Archive for December, 2010

The National Network of State School Improvement Leaders has a newly archived webinar on systemic change in high schools. The webinar includes an overview of School Improvement Grants (SIG) in high schools from Joe Harris of the National High School Center. In addition, Angela Denning, of the Arizona Department of Education, presents on state and district partnerships with Lisa Long of the Pima Partnership High School and Mike Dunbar of the Pima Prevention Partnership. The Pima Partnership High School and the state share what they experienced in the first few months of implementing the School Improvement Grants in high schools and the corresponding intervention models, revealing quick wins as well as challenges and issues to consider.

In addition to the archived webinar, the agenda and other supporting webinar resources and SIG resources are available on the archive website.

To see how data on high school dropout rates are linked to particular locations within your state, check out the Midwest Education Atlas from REL Midwest. Geographic data displays in this new online repository map out dropout rate data across several district-level background variables, such as poverty level, minority enrollment, and mother’s education level.

Using publicly available data sources and geographic information system (GIS) technology, the REL Midwest team created a set of maps for six Midwest states, including Illinois and Wisconsin.
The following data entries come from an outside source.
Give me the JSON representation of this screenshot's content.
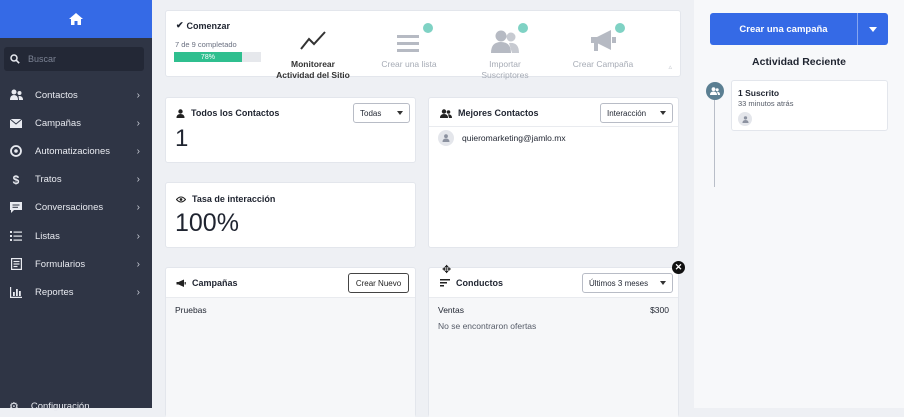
{
  "sidebar": {
    "search_placeholder": "Buscar",
    "items": [
      {
        "label": "Contactos",
        "icon": "contacts-icon"
      },
      {
        "label": "Campañas",
        "icon": "envelope-icon"
      },
      {
        "label": "Automatizaciones",
        "icon": "automation-icon"
      },
      {
        "label": "Tratos",
        "icon": "dollar-icon"
      },
      {
        "label": "Conversaciones",
        "icon": "chat-icon"
      },
      {
        "label": "Listas",
        "icon": "list-icon"
      },
      {
        "label": "Formularios",
        "icon": "form-icon"
      },
      {
        "label": "Reportes",
        "icon": "chart-icon"
      }
    ],
    "settings_label": "Configuración"
  },
  "getting_started": {
    "title": "Comenzar",
    "progress_text": "7 de 9 completado",
    "progress_percent": "78%",
    "progress_value": 0.78,
    "steps": [
      {
        "label_line1": "Monitorear",
        "label_line2": "Actividad del Sitio",
        "done": false
      },
      {
        "label_line1": "Crear una lista",
        "label_line2": "",
        "done": true
      },
      {
        "label_line1": "Importar",
        "label_line2": "Suscriptores",
        "done": true
      },
      {
        "label_line1": "Crear Campaña",
        "label_line2": "",
        "done": true
      }
    ]
  },
  "all_contacts": {
    "title": "Todos los Contactos",
    "filter": "Todas",
    "value": "1"
  },
  "engagement": {
    "title": "Tasa de interacción",
    "value": "100%"
  },
  "top_contacts": {
    "title": "Mejores Contactos",
    "filter": "Interacción",
    "contacts": [
      "quieromarketing@jamlo.mx"
    ]
  },
  "campaigns": {
    "title": "Campañas",
    "button": "Crear Nuevo",
    "items": [
      "Pruebas"
    ]
  },
  "deals": {
    "title": "Conductos",
    "filter": "Últimos 3 meses",
    "row_label": "Ventas",
    "row_value": "$300",
    "empty_text": "No se encontraron ofertas"
  },
  "right_panel": {
    "cta_label": "Crear una campaña",
    "activity_title": "Actividad Reciente",
    "activity": {
      "title": "1 Suscrito",
      "time": "33 minutos atrás"
    }
  }
}
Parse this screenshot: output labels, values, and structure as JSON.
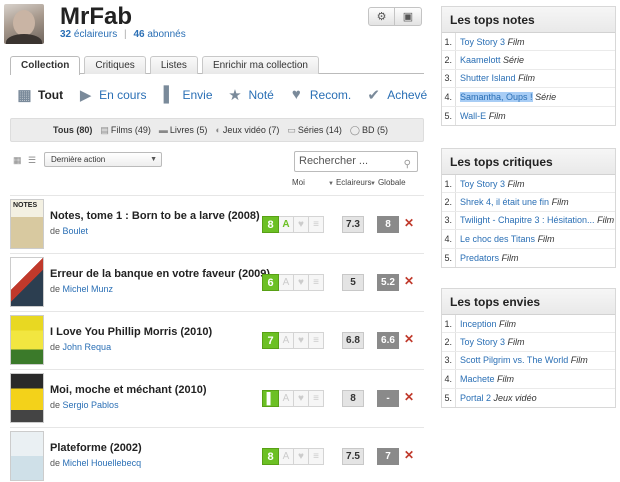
{
  "profile": {
    "username": "MrFab",
    "eclaireurs_count": "32",
    "eclaireurs_label": "éclaireurs",
    "abonnes_count": "46",
    "abonnes_label": "abonnés"
  },
  "header_buttons": {
    "settings_icon": "gear-icon",
    "profile_icon": "user-card-icon"
  },
  "tabs": [
    "Collection",
    "Critiques",
    "Listes",
    "Enrichir ma collection"
  ],
  "filters": [
    {
      "label": "Tout",
      "icon": "stack-icon"
    },
    {
      "label": "En cours",
      "icon": "play-icon"
    },
    {
      "label": "Envie",
      "icon": "bookmark-icon"
    },
    {
      "label": "Noté",
      "icon": "star-icon"
    },
    {
      "label": "Recom.",
      "icon": "heart-icon"
    },
    {
      "label": "Achevé",
      "icon": "check-icon"
    }
  ],
  "categories": [
    {
      "label": "Tous (80)"
    },
    {
      "label": "Films (49)"
    },
    {
      "label": "Livres (5)"
    },
    {
      "label": "Jeux vidéo (7)"
    },
    {
      "label": "Séries (14)"
    },
    {
      "label": "BD (5)"
    }
  ],
  "sort": {
    "selected": "Dernière action"
  },
  "search": {
    "placeholder": "Rechercher ..."
  },
  "columns": {
    "moi": "Moi",
    "eclaireurs": "Eclaireurs",
    "globale": "Globale"
  },
  "items": [
    {
      "title": "Notes, tome 1 : Born to be a larve (2008)",
      "by": "de",
      "author": "Boulet",
      "my": "8",
      "eclaireurs": "7.3",
      "globale": "8",
      "poster_text": "NOTES"
    },
    {
      "title": "Erreur de la banque en votre faveur (2009)",
      "by": "de",
      "author": "Michel Munz",
      "my": "6",
      "eclaireurs": "5",
      "globale": "5.2",
      "poster_text": ""
    },
    {
      "title": "I Love You Phillip Morris (2010)",
      "by": "de",
      "author": "John Requa",
      "my": "7",
      "eclaireurs": "6.8",
      "globale": "6.6",
      "poster_text": ""
    },
    {
      "title": "Moi, moche et méchant (2010)",
      "by": "de",
      "author": "Sergio Pablos",
      "my": "",
      "eclaireurs": "8",
      "globale": "-",
      "poster_text": ""
    },
    {
      "title": "Plateforme (2002)",
      "by": "de",
      "author": "Michel Houellebecq",
      "my": "8",
      "eclaireurs": "7.5",
      "globale": "7",
      "poster_text": ""
    }
  ],
  "tops_notes": {
    "title": "Les tops notes",
    "items": [
      {
        "n": "1.",
        "name": "Toy Story 3",
        "type": "Film"
      },
      {
        "n": "2.",
        "name": "Kaamelott",
        "type": "Série"
      },
      {
        "n": "3.",
        "name": "Shutter Island",
        "type": "Film"
      },
      {
        "n": "4.",
        "name": "Samantha, Oups !",
        "type": "Série"
      },
      {
        "n": "5.",
        "name": "Wall-E",
        "type": "Film"
      }
    ]
  },
  "tops_critiques": {
    "title": "Les tops critiques",
    "items": [
      {
        "n": "1.",
        "name": "Toy Story 3",
        "type": "Film"
      },
      {
        "n": "2.",
        "name": "Shrek 4, il était une fin",
        "type": "Film"
      },
      {
        "n": "3.",
        "name": "Twilight - Chapitre 3 : Hésitation...",
        "type": "Film"
      },
      {
        "n": "4.",
        "name": "Le choc des Titans",
        "type": "Film"
      },
      {
        "n": "5.",
        "name": "Predators",
        "type": "Film"
      }
    ]
  },
  "tops_envies": {
    "title": "Les tops envies",
    "items": [
      {
        "n": "1.",
        "name": "Inception",
        "type": "Film"
      },
      {
        "n": "2.",
        "name": "Toy Story 3",
        "type": "Film"
      },
      {
        "n": "3.",
        "name": "Scott Pilgrim vs. The World",
        "type": "Film"
      },
      {
        "n": "4.",
        "name": "Machete",
        "type": "Film"
      },
      {
        "n": "5.",
        "name": "Portal 2",
        "type": "Jeux vidéo"
      }
    ]
  },
  "colors": {
    "accent_blue": "#2a6fb5",
    "note_green": "#6cc024",
    "delete_red": "#c0392b",
    "highlight": "#a8cdf5"
  }
}
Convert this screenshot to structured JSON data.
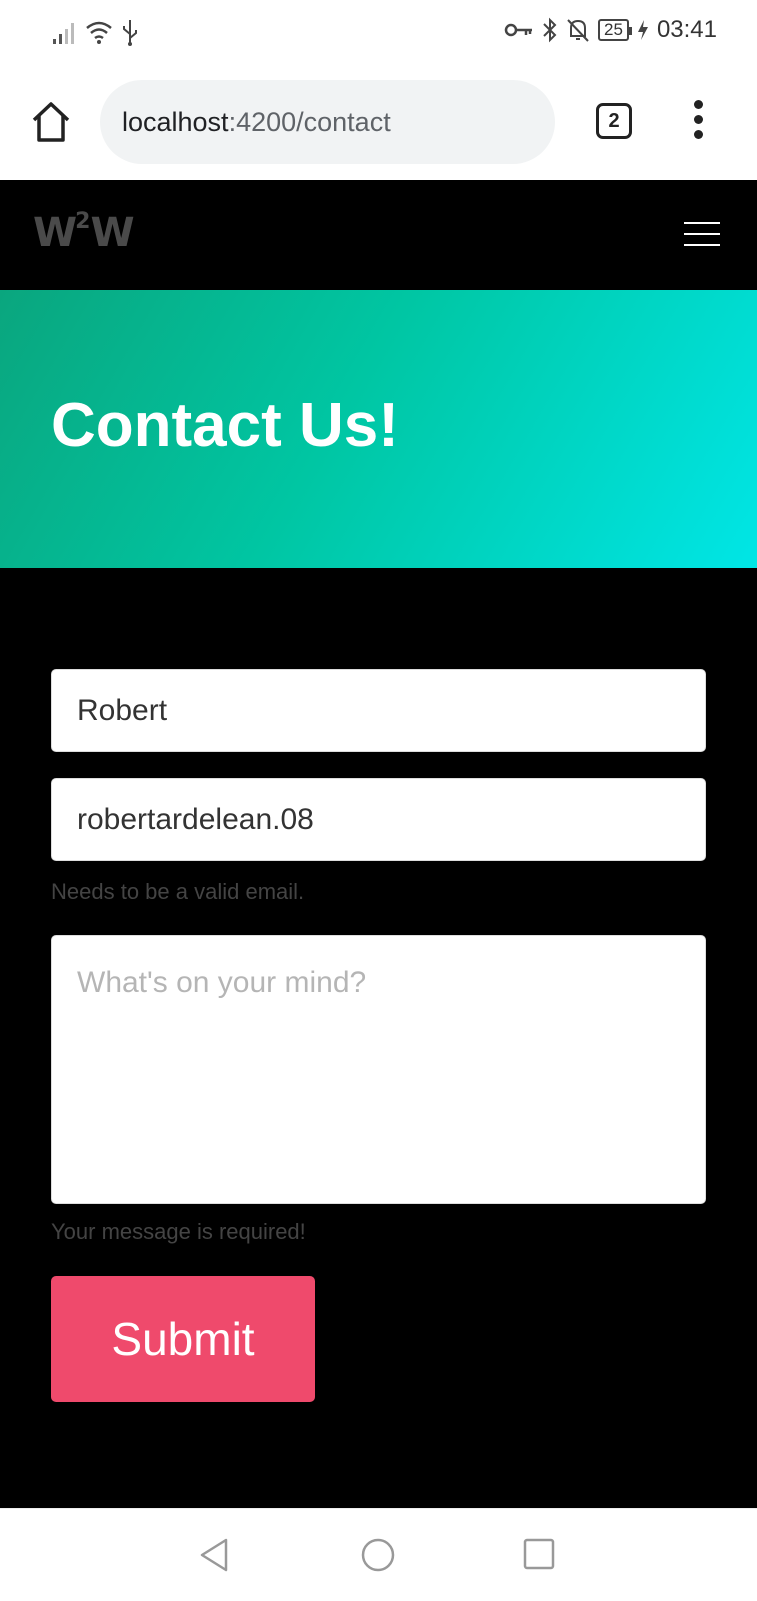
{
  "status_bar": {
    "time": "03:41",
    "battery": "25",
    "icons": [
      "signal-icon",
      "wifi-icon",
      "usb-icon",
      "vpn-key-icon",
      "bluetooth-icon",
      "mute-bell-icon",
      "battery-icon",
      "charging-icon"
    ]
  },
  "browser": {
    "url_host": "localhost",
    "url_path": ":4200/contact",
    "tab_count": "2",
    "icons": [
      "home-icon",
      "more-vert-icon"
    ]
  },
  "app": {
    "logo_main": "W",
    "logo_sup": "2",
    "logo_end": "W",
    "menu_icon": "hamburger-icon",
    "hero_title": "Contact Us!"
  },
  "form": {
    "name_value": "Robert",
    "email_value": "robertardelean.08",
    "email_hint": "Needs to be a valid email.",
    "message_placeholder": "What's on your mind?",
    "message_hint": "Your message is required!",
    "submit_label": "Submit"
  },
  "colors": {
    "submit": "#ef4a6c",
    "hero_start": "#0aa67e",
    "hero_end": "#00e6e6",
    "page_bg": "#000000"
  },
  "system_nav": [
    "back-icon",
    "home-circle-icon",
    "recents-icon"
  ]
}
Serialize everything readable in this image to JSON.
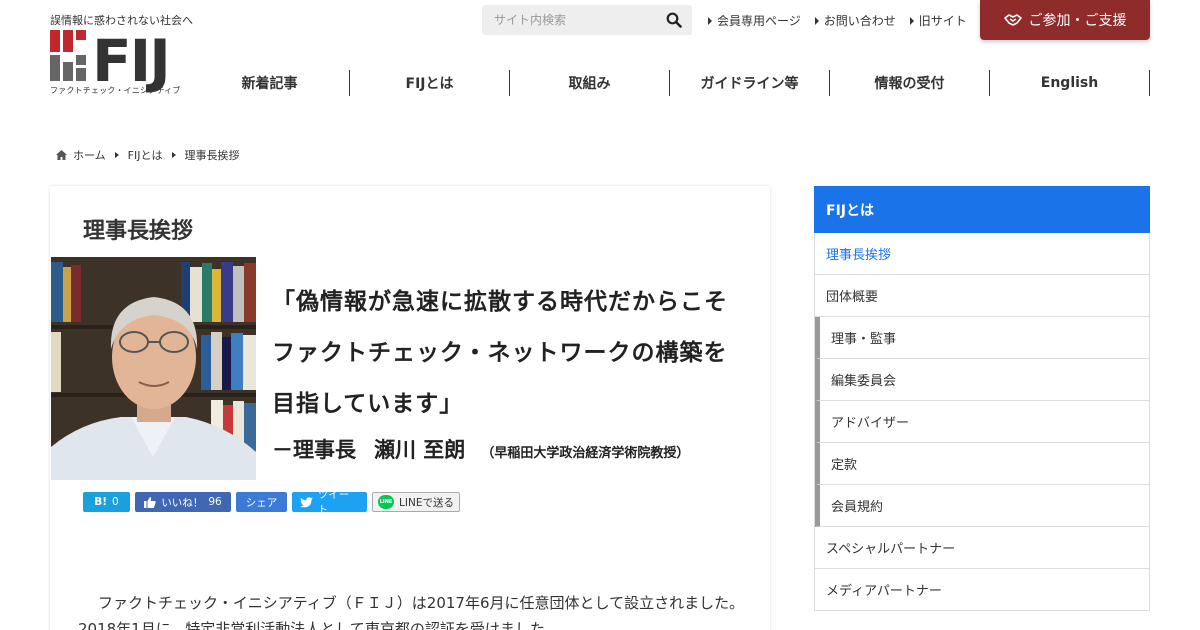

Data sources included state education agency websites, the U.S. Census Bureau, and the National Center for Education Statistics (NCES) Common Core of Data. The site also provides links to related topical resources.

These dropout rate maps grew out of REL Midwest’s support of statewide and citywide summits on high school dropout prevention and have helped frame conversations on dropout prevention in communities across the Midwest. Reducing the number of students who drop out of school each year is an important issue in the Midwest, as underscored by such state initiatives as Every Child a Graduate in Wisconsin and the Superintendent’s Dropout Challenge in Michigan.

Each map contains a link to an interactive, downloadable PDF that allows users to hide or show various layers of information and zoom in or out on specific regions in the state. Materials illustrate geographic patterns and do not provide or imply causal links or relationships in the data.

REL Midwest plans additional topics for release on a quarterly basis. Among the topics in review are state student achievement data, school funding and finance, and urban/rural distinctions. If you have a topic you’d like to suggest, please e-mail